Our experiments demonstrated a critical role for nonmyeloablative TBI in enhancing anti-CD19–CAR-transduced T-cell therapy. We have conducted several clinical trials that use nonmyeloablative chemotherapy or chemotherapy plus TBI for lymphocyte depletion before adoptive T-cell transfer.48 When anti-CD19–CAR-transduced T cells were administered without irradiation, the cells caused only a minimal increase in survival compared with untreated mice (Figure 5B). In contrast, all mice that received anti-CD19–CAR-transduced T cells after irradiation survived long-term. This finding is consistent with previous studies that demonstrated an important role for lymphocyte depletion in enhancing the antitumor efficacy of T cells expressing major histocompatibility complex-restricted T-cell receptors.29-31 It is probable that other methods of lymphocyte depletion, such as chemotherapy or antibodies, would also enhance the antilymphoma efficacy of anti-CD19–CAR-transduced T cells. Indeed, B-cell depletion with antibodies has been shown to enhance the antileukemia efficacy of anti-CD20–CAR-transduced T cells.45

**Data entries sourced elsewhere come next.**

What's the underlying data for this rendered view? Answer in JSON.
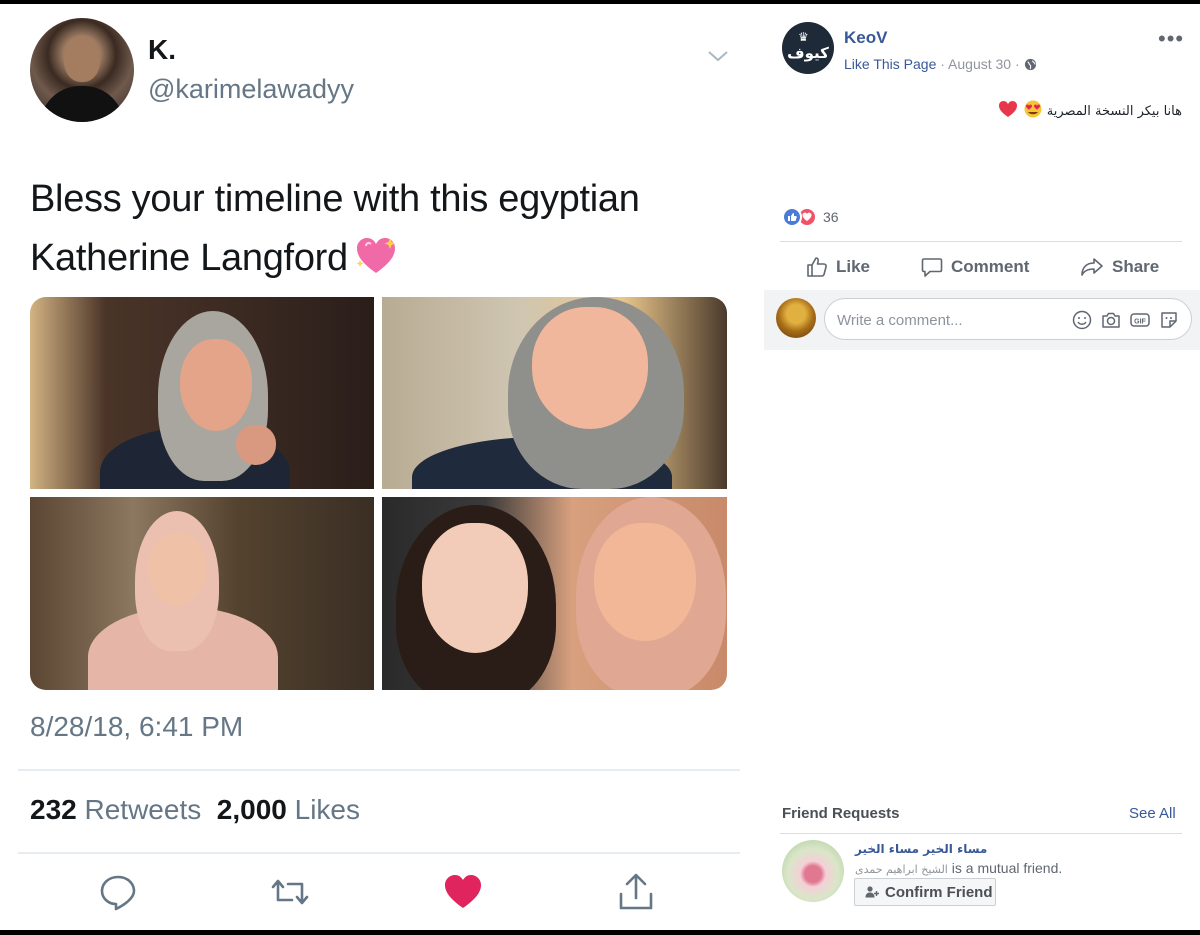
{
  "tweet": {
    "name": "K.",
    "handle": "@karimelawadyy",
    "text": "Bless your timeline with this egyptian Katherine Langford",
    "timestamp": "8/28/18, 6:41 PM",
    "retweets_count": "232",
    "retweets_label": "Retweets",
    "likes_count": "2,000",
    "likes_label": "Likes",
    "like_color": "#e0245e"
  },
  "facebook": {
    "page_name": "KeoV",
    "logo_text": "كيوف",
    "like_page_label": "Like This Page",
    "date": "August 30",
    "caption": "هانا بيكر النسخة المصرية",
    "reaction_count": "36",
    "actions": {
      "like": "Like",
      "comment": "Comment",
      "share": "Share"
    },
    "comment_placeholder": "Write a comment...",
    "friend_requests": {
      "title": "Friend Requests",
      "see_all": "See All",
      "name": "مساء الخير مساء الخير",
      "mutual_name": "الشيخ ابراهيم حمدى",
      "mutual_suffix": "is a mutual friend.",
      "confirm": "Confirm Friend"
    },
    "brand_color": "#385898"
  }
}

Lymphoma therapy with a monoclonal antibody has not previously been directly compared to therapy with T cells expressing a CAR incorporating the variable regions of the same monoclonal antibody. Our model allowed us to compare the antilymphoma efficacy of CAR-transduced T cells to therapy with the 1D3 monoclonal antibody from which the antigen-recognition moiety of the CAR was derived. This is an important comparison to make because monoclonal antibodies, such as rituximab, that target CD20 are clinically effective and convenient treatments for lymphoma, although most patients eventually become refractory to rituximab.51 To achieve widespread clinical use, CAR-expressing T cells need to be more effective than monoclonal antibodies at eradicating malignancy because adoptive cellular therapies require substantial technical and financial resources to produce gene-therapy vectors and to maintain a clinical cell production facility. In contrast, monoclonal antibodies can be manufactured and dispensed as typical drugs. Although the 1D3 monoclonal antibody has been shown by previous investigators to have in vivo antilymphoma activity,33 antilymphoma therapy with CAR-transduced T cells was superior to monoclonal antibody therapy in our model (Figure 7).

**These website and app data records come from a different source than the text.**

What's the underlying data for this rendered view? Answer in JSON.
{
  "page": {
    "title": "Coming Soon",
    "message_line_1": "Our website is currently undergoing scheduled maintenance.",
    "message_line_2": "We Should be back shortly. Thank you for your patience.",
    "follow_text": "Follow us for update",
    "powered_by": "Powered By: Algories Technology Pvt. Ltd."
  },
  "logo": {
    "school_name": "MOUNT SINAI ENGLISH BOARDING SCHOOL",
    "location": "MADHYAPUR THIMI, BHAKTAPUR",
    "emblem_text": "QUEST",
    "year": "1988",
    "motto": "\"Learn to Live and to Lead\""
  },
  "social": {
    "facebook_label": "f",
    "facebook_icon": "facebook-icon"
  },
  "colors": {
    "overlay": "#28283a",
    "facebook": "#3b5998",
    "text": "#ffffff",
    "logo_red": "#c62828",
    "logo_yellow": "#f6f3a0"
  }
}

In conclusion, our findings should strongly encourage continued clinical development of CARs that target self-antigens in general and CARs that target CD19 in particular. Our results demonstrate a powerful antilymphoma effect of anti-CD19–CAR-transduced T cells.
The online version of this article contains a data supplement.

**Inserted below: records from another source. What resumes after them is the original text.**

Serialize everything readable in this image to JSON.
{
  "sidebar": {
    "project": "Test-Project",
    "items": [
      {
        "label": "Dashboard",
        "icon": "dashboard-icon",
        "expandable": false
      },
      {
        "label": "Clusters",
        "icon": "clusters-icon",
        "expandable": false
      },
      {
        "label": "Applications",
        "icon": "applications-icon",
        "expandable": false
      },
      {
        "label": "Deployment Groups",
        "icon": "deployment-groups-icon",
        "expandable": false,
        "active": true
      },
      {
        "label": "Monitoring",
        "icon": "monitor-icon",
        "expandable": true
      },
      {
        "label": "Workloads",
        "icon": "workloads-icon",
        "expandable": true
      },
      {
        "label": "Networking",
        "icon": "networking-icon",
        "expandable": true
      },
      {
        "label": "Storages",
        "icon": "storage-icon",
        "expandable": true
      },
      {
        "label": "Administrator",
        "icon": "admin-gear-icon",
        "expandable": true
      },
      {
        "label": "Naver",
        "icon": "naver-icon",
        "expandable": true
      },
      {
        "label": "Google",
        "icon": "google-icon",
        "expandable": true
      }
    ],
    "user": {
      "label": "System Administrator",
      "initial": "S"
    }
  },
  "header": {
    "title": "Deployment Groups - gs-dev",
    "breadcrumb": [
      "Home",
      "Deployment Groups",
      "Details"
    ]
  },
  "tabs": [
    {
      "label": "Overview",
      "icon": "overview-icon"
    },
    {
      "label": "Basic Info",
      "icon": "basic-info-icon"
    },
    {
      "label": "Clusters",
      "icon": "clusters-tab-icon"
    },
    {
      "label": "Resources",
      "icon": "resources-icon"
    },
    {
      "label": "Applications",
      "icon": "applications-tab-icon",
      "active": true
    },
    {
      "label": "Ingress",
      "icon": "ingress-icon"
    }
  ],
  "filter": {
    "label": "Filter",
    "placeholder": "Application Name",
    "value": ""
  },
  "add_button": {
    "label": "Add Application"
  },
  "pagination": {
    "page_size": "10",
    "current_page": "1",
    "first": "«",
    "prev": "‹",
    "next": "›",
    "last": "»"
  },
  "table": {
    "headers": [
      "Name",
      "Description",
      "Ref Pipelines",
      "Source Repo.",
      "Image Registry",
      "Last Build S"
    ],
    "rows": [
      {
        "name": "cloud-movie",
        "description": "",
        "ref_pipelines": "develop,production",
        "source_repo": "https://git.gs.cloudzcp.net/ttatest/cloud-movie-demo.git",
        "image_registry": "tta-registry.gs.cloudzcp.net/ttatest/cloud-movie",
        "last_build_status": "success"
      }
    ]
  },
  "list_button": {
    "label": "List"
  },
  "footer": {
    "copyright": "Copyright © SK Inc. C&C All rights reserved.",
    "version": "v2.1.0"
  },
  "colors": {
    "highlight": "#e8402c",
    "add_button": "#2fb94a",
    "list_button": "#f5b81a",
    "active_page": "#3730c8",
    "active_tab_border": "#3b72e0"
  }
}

The publication costs of this article were defrayed in part by page charge payment. Therefore, and solely to indicate this fact, this article is hereby marked “advertisement” in accordance with 18 USC section 1734.
The authors thank Douglas Palmer and Robert Reger for assistance with animal experiments.
This work was supported by the Center for Cancer Research, National Cancer Institute, National Institutes of Health (intramural funding).
National Institutes of Health
Contribution: J.N.K. designed and conducted experiments, analyzed data, and wrote the manuscript; Z.Y. and D.F. conducted experiments and revised the manuscript; N.P.R. revised the manuscript; and S.A.R. designed experiments, analyzed data, and revised the manuscript.
Conflict-of-interest disclosure: The authors declare no competing financial interests.
Correspondence: James N. Kochenderfer, National Institutes of Health, 10 Center Dr, CRC Rm 3-3888, Bethesda, MD 20892; e-mail: firstname.lastname@example.org.